“The facade of a building was clearly in ruin, with rubble strewn about, but there was nothing like smoke, fire or smell to suggest an attack two hours earlier. There was no furniture or broken glass,” Reuters reported.
"I don’t know why there is no smoke. I am not a military expert," said Mr. Ibrahim, the government spokesmen, after Reuters pressed the issue. No one was killed or injured and it is unclear whether Qaddafi was in the compound.
But Libyans at the scene were clearly angry and held up chunks of what appeared to be missile parts and shrapnel, and chanted pro-Qaddafi slogans. The strike capped a day when Qaddafi vowed to wage a “long war, [with] patience that has no limits.”
'Where's the protection?'
Anger was also evident earlier in the day at a funeral turned pro-regime rally in Tripoli for more than two dozen killed in the first night of strikes. Family members wept for an infant and a man in his late 20s, whom family members said were killed during some of the 112 Tomahawk cruise missile strikes conducted on the first night.
Mohammed Salim said his 3-month-old niece Siham Tabib was killed when at home near a military base in the Tajura district.
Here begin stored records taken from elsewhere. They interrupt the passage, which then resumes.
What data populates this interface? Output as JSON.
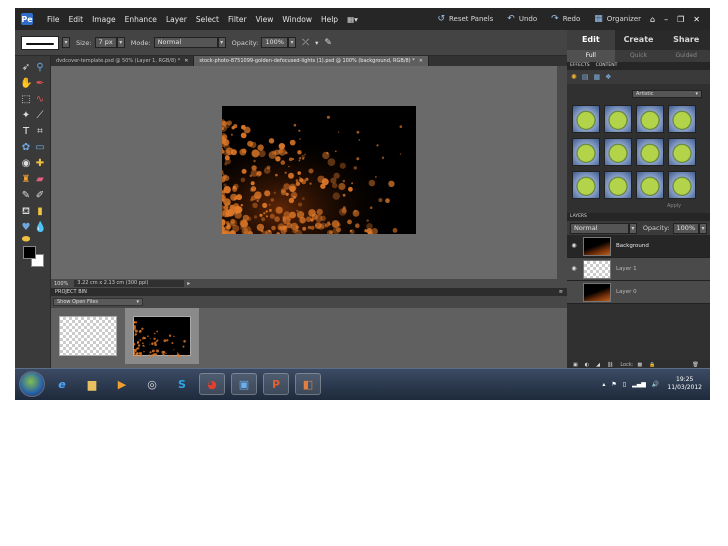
{
  "menubar": {
    "items": [
      "File",
      "Edit",
      "Image",
      "Enhance",
      "Layer",
      "Select",
      "Filter",
      "View",
      "Window",
      "Help"
    ],
    "reset_panels": "Reset Panels",
    "undo": "Undo",
    "redo": "Redo",
    "organizer": "Organizer"
  },
  "options": {
    "size_label": "Size:",
    "size_value": "7 px",
    "mode_label": "Mode:",
    "mode_value": "Normal",
    "opacity_label": "Opacity:",
    "opacity_value": "100%"
  },
  "doc_tabs": [
    {
      "label": "dvdcover-template.psd @ 50% (Layer 1, RGB/8) *",
      "active": false
    },
    {
      "label": "stock-photo-8751099-golden-defocused-lights (1).psd @ 100% (background, RGB/8) *",
      "active": true
    }
  ],
  "status": {
    "zoom": "100%",
    "info": "3.22 cm x 2.13 cm (300 ppi)"
  },
  "project_bin": {
    "title": "PROJECT BIN",
    "select": "Show Open Files"
  },
  "right_panel": {
    "tabs": [
      "Edit",
      "Create",
      "Share"
    ],
    "modes": [
      "Full",
      "Quick",
      "Guided"
    ],
    "effects_tabs": [
      "EFFECTS",
      "CONTENT"
    ],
    "effects_select": "Artistic",
    "apply_label": "Apply",
    "layers_title": "LAYERS",
    "blend_mode": "Normal",
    "opacity_label": "Opacity:",
    "opacity_value": "100%",
    "layers": [
      {
        "name": "Background",
        "active": true
      },
      {
        "name": "Layer 1",
        "active": false
      },
      {
        "name": "Layer 0",
        "active": false
      }
    ],
    "lock_label": "Lock:"
  },
  "taskbar": {
    "time": "19:25",
    "date": "11/03/2012"
  },
  "colors": {
    "accent": "#2f6fc9",
    "bokeh": "#e07a2a"
  }
}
His fingers were covered with dirt after completing the concrete cover over the small grave, which was marked with three carnations – white, pink, and red – and a strip of green cloth.
Two dozen soldiers were also meant to be buried but were never brought to the cemetery on the shore above the Mediterranean Sea. Virtually no mourning family members were evident among those waving green Libyan flags and holding posters of Qaddafi.
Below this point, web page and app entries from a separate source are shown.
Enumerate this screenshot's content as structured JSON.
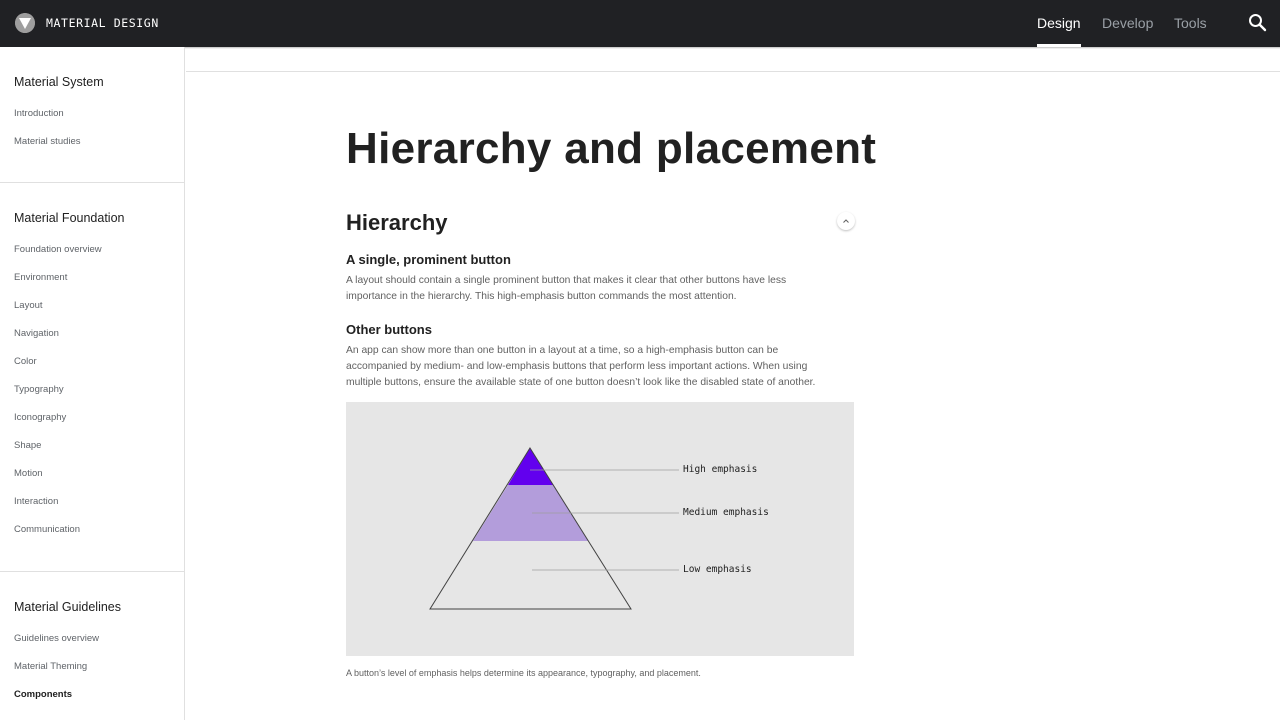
{
  "topbar": {
    "brand": "MATERIAL DESIGN",
    "nav": {
      "design": "Design",
      "develop": "Develop",
      "tools": "Tools"
    },
    "active": "Design",
    "icons": {
      "logo": "material-logo-icon",
      "search": "search-icon"
    }
  },
  "sidebar": {
    "system": {
      "heading": "Material System",
      "items": [
        "Introduction",
        "Material studies"
      ]
    },
    "foundation": {
      "heading": "Material Foundation",
      "items": [
        "Foundation overview",
        "Environment",
        "Layout",
        "Navigation",
        "Color",
        "Typography",
        "Iconography",
        "Shape",
        "Motion",
        "Interaction",
        "Communication"
      ]
    },
    "guidelines": {
      "heading": "Material Guidelines",
      "items": [
        "Guidelines overview",
        "Material Theming",
        "Components"
      ],
      "active": "Components"
    }
  },
  "main": {
    "title": "Hierarchy and placement",
    "section": {
      "title": "Hierarchy",
      "collapse_icon": "chevron-up-icon"
    },
    "blocks": [
      {
        "title": "A single, prominent button",
        "lines": [
          "A layout should contain a single prominent button that makes it clear that other buttons have less",
          "importance in the hierarchy. This high-emphasis button commands the most attention."
        ]
      },
      {
        "title": "Other buttons",
        "lines": [
          "An app can show more than one button in a layout at a time, so a high-emphasis button can be",
          "accompanied by medium- and low-emphasis buttons that perform less important actions. When using",
          "multiple buttons, ensure the available state of one button doesn’t look like the disabled state of another."
        ]
      }
    ],
    "figure": {
      "labels": {
        "high": "High emphasis",
        "medium": "Medium emphasis",
        "low": "Low emphasis"
      },
      "colors": {
        "background": "#e6e6e6",
        "high": "#6200ee",
        "medium": "#b39ddb",
        "low": "#e6e6e6"
      }
    },
    "caption": "A button’s level of emphasis helps determine its appearance, typography, and placement."
  }
}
They fiercely criticized France and the US as leaders of the military effort to use “all necessary means” – the mandate of the UN Security Council resolution – to protect Libyan civilians from Qaddafi’s recapture of rebel-held territory.
“We see lots of people die and people ask why,” said Firas, a thick-bearded young man in bare feet who was waiting to take part in the burial. The Americans, Europeans and Arab allies “say they came to protect the people. Where’s the protection?”
“This is all our family, our [Libyan] blood is the same blood,” said another man among the hundreds at the cemetery, who identified himself only as a “citizen.” “We need outside governments to stop this war.”